The A129’s original mission was light observation and anti-tank. It was initially begun as a joint venture between Italy and West Germany. While that partnership eventually faded into history, Agusta successfully designed the craft to be a marketable competitor to the US-built Apache on the international market. The final designs of the A129 are true multi-mission capable choppers, depending on their armaments. They can be used for armed reconnaissance, ground attack, fire support, anti-armor, or anti-aircraft missions.
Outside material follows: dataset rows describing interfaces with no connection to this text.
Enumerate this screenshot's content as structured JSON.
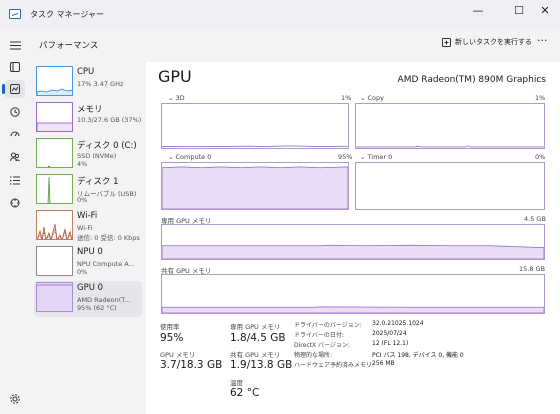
{
  "window": {
    "title": "タスク マネージャー",
    "minimize": "—",
    "maximize": "☐",
    "close": "✕"
  },
  "header": {
    "title": "パフォーマンス",
    "run_task": "新しいタスクを実行する",
    "more": "···"
  },
  "rail": {
    "icons": [
      "hamburger-icon",
      "processes-icon",
      "performance-icon",
      "app-history-icon",
      "startup-icon",
      "users-icon",
      "details-icon",
      "services-icon",
      "settings-icon"
    ]
  },
  "list": [
    {
      "name": "CPU",
      "sub1": "17%  3.47 GHz",
      "sub2": ""
    },
    {
      "name": "メモリ",
      "sub1": "10.3/27.6 GB (37%)",
      "sub2": ""
    },
    {
      "name": "ディスク 0 (C:)",
      "sub1": "SSD (NVMe)",
      "sub2": "4%"
    },
    {
      "name": "ディスク 1",
      "sub1": "リムーバブル (USB)",
      "sub2": "0%"
    },
    {
      "name": "Wi-Fi",
      "sub1": "Wi-Fi",
      "sub2": "送信: 0 受信: 0 Kbps"
    },
    {
      "name": "NPU 0",
      "sub1": "NPU Compute A...",
      "sub2": "0%"
    },
    {
      "name": "GPU 0",
      "sub1": "AMD Radeon(T...",
      "sub2": "95% (62 °C)"
    }
  ],
  "main": {
    "title": "GPU",
    "model": "AMD Radeon(TM) 890M Graphics",
    "graphs": {
      "g3d": {
        "label": "3D",
        "pct": "1%",
        "level": 0.01
      },
      "copy": {
        "label": "Copy",
        "pct": "1%",
        "level": 0.01
      },
      "compute": {
        "label": "Compute 0",
        "pct": "95%",
        "level": 0.95
      },
      "timer": {
        "label": "Timer 0",
        "pct": "0%",
        "level": 0.0
      },
      "dedicated": {
        "label": "専用 GPU メモリ",
        "max": "4.5 GB",
        "level": 0.4
      },
      "shared": {
        "label": "共有 GPU メモリ",
        "max": "15.8 GB",
        "level": 0.14
      }
    },
    "stats": {
      "usage_label": "使用率",
      "usage_value": "95%",
      "dedicated_label": "専用 GPU メモリ",
      "dedicated_value": "1.8/4.5 GB",
      "gpu_mem_label": "GPU メモリ",
      "gpu_mem_value": "3.7/18.3 GB",
      "shared_label": "共有 GPU メモリ",
      "shared_value": "1.9/13.8 GB",
      "temp_label": "温度",
      "temp_value": "62 °C"
    },
    "info": [
      {
        "k": "ドライバーのバージョン:",
        "v": "32.0.21025.1024"
      },
      {
        "k": "ドライバーの日付:",
        "v": "2025/07/24"
      },
      {
        "k": "DirectX バージョン:",
        "v": "12 (FL 12.1)"
      },
      {
        "k": "物理的な場所:",
        "v": "PCI バス 198, デバイス 0, 機能 0"
      },
      {
        "k": "ハードウェア予約済みメモリ:",
        "v": "256 MB"
      }
    ]
  },
  "colors": {
    "gpu_line": "#8e63c4",
    "gpu_fill": "#e9def6",
    "cpu_line": "#1a87d6",
    "memory_line": "#8b4fb3",
    "disk_line": "#4f9d35",
    "wifi_line": "#a05a2c"
  }
}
Much of the airframe and components designed for the A129 come from the popular Agusta A109 civilian helicopter. Upgraded versions include the A129 International version, with upgraded LHTEC T800 turboshaft engines and a five-blade rotor system, A129 CBT upgraded version for the Italian Army, and the T129 for the Turkish Army. The successor for the A129, the AW249, is currently under development by Leonardo Company.
Best Chinese Attack Helicopter
15. CAIC WZ-10 Fierce Thunderbolt
When China needed an attack helicopter for the People’s Liberation Army Ground Force, they partnered with Russia’s premier helicopter designers at Kamov. The collaboration eventually fell apart over different design philosophies, and the Chinese took the project on their own. The final product was developed by Changhe Aircraft Industries Corporation (CAIC) and built in China.
The WZ-10 first flew in 2003 and is in service now. It has a host of cutting edge technologies onboard, including an awe-inspiring electronics warfare package. Like many attack helicopters, the WZ-10’s primary mission is anti-tank warfare, but it is very capable in air-to-air combat as well.
Also of note is the smaller and lighter Chinese Harbin Z-19. Known as the Black Whirlwind, this light attack helicopter is the WZ-10’s little brother.